Story by John Nhandara
THE country has witnessed an improvement in power supply, transmitting an average of over 1400 megawatts per day as of this Tuesday.
The country is making inroads in bridging the gap between electricity demand and supply, with statistics from ZESA Holdings indicating a total supply of about 1467 megawatts as of this Tuesday.
Kariba Hydro Power Station reportedly produced 600 megawatts this Tuesday, up from an average of 400 to 500 megawatts.
The increase has been attributed to an agreement reached between Zimbabwe and the Zambezi River Authority which paved the way for the revision of the country’s water allocation, allowing the country to increase generation at Kariba Hydro Power Station.
Hwange Thermal Power Station this Tuesday generated a total of 525 megawatts, with small thermals also contributing 33 megawatts, while independent power producers added 60 megawatts.
The power utility’s spokesperson Dr George Manyaya has attributed the improved power supply situation to the implementation of various measures that include the stabilisation of performance of Hwange Unit 7 which is undergoing commissioning test.
“There has been an improved power supply situation in the country which has resulted in reduced load curtailment. This has been as a result of the implementation of various measures. Barring unforeseen technical challenges, we expect the electricity supply situation to continuously improve as we ramp up generation at the Hwange power station.
“Likewise, a lot of technical processes are ongoing in preparation for the impending synchronisation of Hwange unit 8 which will add 300MW megawatts.
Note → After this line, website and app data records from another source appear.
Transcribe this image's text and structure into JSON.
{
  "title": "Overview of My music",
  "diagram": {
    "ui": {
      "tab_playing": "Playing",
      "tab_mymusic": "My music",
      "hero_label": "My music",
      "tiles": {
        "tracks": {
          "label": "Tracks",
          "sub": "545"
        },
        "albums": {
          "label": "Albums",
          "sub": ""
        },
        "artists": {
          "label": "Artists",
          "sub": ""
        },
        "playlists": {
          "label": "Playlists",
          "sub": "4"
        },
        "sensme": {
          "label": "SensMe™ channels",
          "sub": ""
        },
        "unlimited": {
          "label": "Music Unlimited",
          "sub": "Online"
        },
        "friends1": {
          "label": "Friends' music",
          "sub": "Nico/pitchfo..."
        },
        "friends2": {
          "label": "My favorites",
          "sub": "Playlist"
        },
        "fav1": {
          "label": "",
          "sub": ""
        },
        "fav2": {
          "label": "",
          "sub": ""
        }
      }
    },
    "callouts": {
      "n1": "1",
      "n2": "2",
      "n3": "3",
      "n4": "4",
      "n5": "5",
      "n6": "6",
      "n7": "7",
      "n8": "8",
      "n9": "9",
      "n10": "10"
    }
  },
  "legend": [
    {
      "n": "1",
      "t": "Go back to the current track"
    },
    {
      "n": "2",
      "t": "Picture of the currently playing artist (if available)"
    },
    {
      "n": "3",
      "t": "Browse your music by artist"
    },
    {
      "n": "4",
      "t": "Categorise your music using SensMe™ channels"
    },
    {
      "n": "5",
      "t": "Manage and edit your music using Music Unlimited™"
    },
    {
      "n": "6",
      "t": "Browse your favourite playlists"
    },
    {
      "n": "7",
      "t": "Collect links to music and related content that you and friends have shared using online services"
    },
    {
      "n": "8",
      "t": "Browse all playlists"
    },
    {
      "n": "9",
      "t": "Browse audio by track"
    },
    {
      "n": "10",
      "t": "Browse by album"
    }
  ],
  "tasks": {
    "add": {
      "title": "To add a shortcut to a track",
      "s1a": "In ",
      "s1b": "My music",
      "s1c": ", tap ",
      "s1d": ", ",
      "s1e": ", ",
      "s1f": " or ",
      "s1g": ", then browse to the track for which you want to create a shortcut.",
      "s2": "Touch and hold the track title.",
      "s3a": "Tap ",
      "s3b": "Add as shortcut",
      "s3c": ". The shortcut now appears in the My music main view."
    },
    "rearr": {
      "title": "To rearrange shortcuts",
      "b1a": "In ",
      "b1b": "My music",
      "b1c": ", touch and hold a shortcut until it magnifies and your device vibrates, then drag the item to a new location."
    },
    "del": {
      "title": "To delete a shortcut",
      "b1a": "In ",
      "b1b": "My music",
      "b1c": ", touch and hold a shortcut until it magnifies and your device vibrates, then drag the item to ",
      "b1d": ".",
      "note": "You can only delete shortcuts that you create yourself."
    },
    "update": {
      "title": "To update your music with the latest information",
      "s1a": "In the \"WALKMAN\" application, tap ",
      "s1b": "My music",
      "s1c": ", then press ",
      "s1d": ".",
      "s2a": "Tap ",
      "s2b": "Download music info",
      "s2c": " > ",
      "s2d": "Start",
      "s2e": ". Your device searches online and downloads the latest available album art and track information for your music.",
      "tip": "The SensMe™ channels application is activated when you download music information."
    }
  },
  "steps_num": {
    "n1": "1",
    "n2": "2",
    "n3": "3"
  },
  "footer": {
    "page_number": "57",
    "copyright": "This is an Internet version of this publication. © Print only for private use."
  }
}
Furthermore, we have been ranging worth Zambezi River Authority for more water allocation and we can confirm that we have been allowed to increase generation for limited periods,” said Dr Manyaya.
The 1467 megawatts power supply is a significant improvement considering that electricity demand is forecast to be around 1700 megawatts per day.
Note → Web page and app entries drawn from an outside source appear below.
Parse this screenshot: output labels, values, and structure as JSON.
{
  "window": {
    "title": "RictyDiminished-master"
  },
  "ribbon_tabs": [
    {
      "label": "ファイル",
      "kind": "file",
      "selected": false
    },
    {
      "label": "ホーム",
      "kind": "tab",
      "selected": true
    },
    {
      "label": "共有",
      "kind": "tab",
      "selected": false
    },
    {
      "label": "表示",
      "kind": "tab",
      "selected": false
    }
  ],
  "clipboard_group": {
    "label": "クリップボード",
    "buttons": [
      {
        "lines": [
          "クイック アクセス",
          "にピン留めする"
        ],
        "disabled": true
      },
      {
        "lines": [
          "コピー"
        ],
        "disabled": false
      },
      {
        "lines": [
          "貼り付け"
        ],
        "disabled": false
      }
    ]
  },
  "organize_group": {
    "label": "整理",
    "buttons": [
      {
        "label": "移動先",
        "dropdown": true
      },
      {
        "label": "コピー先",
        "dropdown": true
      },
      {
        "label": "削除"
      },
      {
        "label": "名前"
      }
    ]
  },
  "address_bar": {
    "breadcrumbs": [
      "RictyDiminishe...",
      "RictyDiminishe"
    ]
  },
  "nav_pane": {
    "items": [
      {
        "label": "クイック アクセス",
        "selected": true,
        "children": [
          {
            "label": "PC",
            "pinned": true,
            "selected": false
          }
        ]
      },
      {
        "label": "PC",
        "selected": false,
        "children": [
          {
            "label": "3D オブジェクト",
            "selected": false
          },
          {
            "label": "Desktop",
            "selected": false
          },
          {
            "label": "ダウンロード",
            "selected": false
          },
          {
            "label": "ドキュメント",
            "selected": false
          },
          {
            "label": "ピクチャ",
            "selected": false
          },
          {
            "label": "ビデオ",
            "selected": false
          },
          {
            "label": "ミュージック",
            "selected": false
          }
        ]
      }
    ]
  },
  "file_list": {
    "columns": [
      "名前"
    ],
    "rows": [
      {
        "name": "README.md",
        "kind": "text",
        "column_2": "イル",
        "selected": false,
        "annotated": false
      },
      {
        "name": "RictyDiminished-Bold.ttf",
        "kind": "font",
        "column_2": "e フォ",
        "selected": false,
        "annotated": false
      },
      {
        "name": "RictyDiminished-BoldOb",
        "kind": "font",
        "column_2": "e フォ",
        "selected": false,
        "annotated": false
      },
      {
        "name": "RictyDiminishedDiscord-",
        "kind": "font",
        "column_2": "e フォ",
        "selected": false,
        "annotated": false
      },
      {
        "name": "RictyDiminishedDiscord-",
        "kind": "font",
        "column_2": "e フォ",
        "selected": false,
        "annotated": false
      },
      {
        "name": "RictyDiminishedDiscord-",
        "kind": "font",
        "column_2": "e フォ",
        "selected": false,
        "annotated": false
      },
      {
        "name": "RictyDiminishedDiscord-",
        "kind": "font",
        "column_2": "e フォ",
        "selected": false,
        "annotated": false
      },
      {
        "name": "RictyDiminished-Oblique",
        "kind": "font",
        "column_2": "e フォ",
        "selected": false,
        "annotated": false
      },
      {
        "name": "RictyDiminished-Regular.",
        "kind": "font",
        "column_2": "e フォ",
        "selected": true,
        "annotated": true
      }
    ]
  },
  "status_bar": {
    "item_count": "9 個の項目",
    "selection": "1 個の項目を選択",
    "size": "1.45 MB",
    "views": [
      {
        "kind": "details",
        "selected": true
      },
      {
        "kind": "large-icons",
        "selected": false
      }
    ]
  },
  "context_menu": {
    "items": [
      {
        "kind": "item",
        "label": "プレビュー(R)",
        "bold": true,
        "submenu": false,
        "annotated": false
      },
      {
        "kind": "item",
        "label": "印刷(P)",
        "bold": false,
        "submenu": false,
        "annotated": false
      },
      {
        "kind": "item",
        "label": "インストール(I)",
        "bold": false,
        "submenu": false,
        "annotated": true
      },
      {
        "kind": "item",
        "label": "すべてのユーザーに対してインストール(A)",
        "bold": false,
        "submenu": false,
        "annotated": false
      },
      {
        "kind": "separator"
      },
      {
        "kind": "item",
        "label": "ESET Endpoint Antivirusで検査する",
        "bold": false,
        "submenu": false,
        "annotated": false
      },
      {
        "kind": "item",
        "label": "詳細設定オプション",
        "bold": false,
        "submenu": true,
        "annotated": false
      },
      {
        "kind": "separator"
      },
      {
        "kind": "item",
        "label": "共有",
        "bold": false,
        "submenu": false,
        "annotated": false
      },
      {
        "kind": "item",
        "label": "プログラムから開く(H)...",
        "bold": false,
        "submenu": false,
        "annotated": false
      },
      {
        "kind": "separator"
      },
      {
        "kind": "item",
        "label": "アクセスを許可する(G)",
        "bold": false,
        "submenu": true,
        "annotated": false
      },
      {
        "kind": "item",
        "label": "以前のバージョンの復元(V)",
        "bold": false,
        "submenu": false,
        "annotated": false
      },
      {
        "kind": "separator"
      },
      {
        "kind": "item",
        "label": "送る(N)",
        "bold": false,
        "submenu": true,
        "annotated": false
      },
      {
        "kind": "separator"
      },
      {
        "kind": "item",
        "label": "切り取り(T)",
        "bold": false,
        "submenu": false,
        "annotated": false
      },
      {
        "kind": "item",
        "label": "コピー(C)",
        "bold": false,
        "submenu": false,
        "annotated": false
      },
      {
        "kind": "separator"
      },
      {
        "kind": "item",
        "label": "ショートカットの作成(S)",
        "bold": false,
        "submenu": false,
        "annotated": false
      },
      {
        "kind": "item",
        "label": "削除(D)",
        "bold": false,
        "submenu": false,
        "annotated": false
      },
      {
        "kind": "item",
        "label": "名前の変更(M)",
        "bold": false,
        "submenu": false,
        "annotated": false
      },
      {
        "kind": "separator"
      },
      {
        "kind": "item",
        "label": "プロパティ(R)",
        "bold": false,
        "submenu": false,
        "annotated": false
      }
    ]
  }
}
The imminent synchronisation of Hwange Unit 8 is expected to add another 300 megawatts to the national grid.